I’ve been a little frustrated using some of the Android apps installed on my Chromebook lately due to small font sizes. Here’s how to enable custom zoom levels for Android apps on a Chromebook.
Chrome OS doesn’t support user settings for Chromebook screen brightness when plugged in and on battery. It looks like Google may be changing that.
If you want to add a full restore on a Chromebook to reopen all apps from the previous session, you can do it. Here’s how to enable and use the experimental flag in Chrome OS 92.
Tired of app notification overload on your Chromebook? A future version of Chrome OS may get individual app notification settings.
Ready to try LaCrOS and Nearby Share on your Chromebook? You can do that with the Dev Channel of Chrome OS 87 now. Here’s how and what they look like to use.
Maybe it’s just me, but I can’t stand the Chrome OS media playback controls showing at the top of my notification stack. Chrome OS 87 could change that, bringing media controls to the Quick Settings of Chromebooks.

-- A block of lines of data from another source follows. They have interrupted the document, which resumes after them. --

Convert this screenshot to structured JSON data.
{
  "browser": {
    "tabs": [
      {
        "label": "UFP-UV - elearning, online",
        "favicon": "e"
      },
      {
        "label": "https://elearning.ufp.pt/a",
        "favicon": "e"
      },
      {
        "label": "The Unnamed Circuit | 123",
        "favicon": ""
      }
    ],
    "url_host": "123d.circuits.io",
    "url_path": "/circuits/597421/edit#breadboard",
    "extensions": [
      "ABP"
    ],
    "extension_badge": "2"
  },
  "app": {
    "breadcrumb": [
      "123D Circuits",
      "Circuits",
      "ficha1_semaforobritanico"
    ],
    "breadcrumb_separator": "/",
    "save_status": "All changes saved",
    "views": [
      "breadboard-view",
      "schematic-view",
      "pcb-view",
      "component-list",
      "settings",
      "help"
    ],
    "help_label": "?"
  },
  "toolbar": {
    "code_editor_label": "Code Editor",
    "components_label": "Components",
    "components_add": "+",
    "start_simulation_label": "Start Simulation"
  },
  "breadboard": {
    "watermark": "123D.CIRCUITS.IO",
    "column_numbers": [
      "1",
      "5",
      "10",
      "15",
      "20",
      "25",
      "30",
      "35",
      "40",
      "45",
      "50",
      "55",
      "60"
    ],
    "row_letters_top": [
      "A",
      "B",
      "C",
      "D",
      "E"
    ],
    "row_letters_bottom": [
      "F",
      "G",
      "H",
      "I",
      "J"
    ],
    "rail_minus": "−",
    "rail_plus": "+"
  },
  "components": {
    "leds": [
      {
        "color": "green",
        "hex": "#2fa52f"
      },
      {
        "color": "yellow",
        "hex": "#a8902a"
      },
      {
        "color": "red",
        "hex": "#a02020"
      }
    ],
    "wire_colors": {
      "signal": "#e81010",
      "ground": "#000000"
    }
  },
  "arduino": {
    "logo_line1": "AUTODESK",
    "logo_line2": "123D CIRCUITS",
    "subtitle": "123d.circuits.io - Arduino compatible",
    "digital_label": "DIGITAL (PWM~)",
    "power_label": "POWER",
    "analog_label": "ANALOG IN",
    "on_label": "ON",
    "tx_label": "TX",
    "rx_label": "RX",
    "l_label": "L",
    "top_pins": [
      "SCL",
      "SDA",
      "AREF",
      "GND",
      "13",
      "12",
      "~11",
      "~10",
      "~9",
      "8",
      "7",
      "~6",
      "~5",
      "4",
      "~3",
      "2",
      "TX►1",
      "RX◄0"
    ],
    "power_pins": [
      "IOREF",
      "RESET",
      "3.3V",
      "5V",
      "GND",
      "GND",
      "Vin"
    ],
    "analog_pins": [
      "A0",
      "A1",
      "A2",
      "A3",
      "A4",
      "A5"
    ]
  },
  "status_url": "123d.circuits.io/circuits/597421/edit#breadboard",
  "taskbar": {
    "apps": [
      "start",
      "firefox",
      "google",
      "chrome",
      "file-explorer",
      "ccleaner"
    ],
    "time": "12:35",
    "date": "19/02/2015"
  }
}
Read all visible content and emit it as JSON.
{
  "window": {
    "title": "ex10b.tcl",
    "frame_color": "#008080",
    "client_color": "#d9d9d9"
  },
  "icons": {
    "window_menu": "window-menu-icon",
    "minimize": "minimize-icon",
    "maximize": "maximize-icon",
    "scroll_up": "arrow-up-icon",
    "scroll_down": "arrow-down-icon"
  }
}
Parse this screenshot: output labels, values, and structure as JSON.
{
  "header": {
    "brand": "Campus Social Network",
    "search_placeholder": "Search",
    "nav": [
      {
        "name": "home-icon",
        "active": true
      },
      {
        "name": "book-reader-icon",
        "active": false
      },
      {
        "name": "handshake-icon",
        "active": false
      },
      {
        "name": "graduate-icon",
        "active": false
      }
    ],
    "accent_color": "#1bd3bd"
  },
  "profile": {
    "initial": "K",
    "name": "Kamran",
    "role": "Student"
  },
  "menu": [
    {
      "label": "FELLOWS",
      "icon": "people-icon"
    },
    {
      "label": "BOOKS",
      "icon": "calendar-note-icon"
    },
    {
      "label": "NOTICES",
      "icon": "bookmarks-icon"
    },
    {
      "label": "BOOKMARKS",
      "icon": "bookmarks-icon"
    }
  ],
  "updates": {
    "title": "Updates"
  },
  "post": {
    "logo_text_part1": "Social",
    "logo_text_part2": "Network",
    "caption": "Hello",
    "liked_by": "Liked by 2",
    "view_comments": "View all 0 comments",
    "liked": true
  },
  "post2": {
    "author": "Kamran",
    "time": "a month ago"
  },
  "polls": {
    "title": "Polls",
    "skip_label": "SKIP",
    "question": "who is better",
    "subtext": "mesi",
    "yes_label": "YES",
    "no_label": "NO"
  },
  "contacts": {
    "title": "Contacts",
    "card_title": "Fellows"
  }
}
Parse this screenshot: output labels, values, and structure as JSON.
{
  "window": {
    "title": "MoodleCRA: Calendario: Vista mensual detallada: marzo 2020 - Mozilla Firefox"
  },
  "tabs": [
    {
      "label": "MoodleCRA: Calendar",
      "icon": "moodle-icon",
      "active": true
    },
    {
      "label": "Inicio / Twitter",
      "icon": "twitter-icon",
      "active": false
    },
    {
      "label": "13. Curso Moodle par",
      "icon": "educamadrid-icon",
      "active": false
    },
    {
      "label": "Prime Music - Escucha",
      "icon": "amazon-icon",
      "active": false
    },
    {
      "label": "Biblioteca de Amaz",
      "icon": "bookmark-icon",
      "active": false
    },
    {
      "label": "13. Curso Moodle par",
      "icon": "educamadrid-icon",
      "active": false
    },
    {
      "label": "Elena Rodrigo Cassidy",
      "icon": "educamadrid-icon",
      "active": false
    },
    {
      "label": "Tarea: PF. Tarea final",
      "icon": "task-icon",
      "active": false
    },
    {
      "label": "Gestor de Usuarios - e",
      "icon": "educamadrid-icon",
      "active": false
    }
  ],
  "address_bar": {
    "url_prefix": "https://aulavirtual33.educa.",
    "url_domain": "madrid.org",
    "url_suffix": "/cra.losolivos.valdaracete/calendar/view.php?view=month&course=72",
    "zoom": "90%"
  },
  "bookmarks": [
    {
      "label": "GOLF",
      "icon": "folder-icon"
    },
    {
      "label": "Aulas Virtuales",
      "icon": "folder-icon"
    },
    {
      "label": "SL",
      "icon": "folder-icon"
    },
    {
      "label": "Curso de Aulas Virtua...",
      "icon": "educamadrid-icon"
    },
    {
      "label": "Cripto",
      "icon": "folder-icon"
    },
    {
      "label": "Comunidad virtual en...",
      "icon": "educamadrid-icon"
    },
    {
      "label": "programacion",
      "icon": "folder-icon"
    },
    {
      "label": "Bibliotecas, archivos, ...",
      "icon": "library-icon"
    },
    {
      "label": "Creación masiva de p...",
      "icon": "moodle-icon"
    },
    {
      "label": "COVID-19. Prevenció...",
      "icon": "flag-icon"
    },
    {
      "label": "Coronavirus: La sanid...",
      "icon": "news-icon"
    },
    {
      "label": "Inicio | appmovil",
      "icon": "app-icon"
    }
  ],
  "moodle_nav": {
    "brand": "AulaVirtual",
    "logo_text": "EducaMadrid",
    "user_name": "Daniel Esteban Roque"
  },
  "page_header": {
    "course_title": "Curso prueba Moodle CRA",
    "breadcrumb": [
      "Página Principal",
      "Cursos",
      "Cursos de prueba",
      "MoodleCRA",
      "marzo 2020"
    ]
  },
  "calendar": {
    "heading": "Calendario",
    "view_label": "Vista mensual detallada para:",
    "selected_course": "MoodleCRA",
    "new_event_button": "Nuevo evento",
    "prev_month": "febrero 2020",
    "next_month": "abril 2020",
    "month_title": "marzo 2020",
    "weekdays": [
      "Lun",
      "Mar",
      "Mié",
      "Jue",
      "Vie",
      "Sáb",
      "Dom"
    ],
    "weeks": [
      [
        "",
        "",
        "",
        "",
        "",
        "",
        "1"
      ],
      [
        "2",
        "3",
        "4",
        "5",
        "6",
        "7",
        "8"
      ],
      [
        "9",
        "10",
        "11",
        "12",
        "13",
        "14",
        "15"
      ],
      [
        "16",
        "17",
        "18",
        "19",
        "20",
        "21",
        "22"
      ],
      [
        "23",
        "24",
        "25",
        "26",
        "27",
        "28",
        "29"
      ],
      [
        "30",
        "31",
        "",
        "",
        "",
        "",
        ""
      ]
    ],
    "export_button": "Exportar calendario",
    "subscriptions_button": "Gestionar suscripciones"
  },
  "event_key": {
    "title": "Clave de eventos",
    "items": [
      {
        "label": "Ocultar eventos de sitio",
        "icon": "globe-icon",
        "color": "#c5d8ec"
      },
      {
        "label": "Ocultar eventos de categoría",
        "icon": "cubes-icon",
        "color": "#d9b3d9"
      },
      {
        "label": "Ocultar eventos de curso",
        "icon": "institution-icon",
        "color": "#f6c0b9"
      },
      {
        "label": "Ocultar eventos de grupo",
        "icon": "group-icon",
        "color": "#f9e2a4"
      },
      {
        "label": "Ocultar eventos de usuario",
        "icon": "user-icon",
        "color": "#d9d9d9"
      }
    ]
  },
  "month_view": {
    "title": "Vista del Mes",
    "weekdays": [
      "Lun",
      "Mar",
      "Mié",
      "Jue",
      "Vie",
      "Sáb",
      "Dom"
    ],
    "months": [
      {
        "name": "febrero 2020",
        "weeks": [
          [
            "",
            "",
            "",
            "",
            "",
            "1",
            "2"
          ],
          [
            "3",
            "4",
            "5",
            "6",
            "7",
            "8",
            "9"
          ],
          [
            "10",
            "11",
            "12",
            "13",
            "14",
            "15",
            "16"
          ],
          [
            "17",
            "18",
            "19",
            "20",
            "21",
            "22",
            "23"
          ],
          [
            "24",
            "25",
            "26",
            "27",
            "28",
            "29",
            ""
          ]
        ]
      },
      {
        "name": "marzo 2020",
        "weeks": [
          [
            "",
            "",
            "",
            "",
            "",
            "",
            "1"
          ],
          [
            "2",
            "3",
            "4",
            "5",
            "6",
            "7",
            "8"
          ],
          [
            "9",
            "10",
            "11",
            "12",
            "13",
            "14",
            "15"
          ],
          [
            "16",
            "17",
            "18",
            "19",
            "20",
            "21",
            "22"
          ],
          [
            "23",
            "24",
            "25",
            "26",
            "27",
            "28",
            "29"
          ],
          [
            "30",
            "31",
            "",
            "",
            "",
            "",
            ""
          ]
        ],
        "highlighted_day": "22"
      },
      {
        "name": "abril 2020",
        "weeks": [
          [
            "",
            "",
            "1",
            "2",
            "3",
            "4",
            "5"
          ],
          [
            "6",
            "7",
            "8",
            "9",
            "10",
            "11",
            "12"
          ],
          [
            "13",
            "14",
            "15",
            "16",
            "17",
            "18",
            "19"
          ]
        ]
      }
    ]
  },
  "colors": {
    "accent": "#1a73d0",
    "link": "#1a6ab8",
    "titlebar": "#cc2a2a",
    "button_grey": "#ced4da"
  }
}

Developing apps in Linux on a Chromebook? You might have run into issues accessing them from Chrome OS. Port forwarding has been in experimental mode for several months but Chrome OS 86 makes this feature generally available.
In the works for Chrome OS 81 is a more traditional looking Bluetooth mouse and keyboard pairing experience on a Chromebook.
Using a mouse with your Chromebook or Chrome tablet? You might accidentally graze that trackpad when typing. Here’s how to disable the trackpad so that doesn’t happen.
Automatic Chromebook updates are a great thing, until they’re not, as shown by the recent issues with Chrome OS 75. Maybe it’s time for users to have a little more control around the update process, similar to how GSuite managed devices have.
The Dev Channel of Chrome OS is now up to version 76, bringing a simple flag to enable GPU hardware acceleration in Linux. Here’s a video of Portal in Steam on the Pixel Slate, with and without GPU acceleration.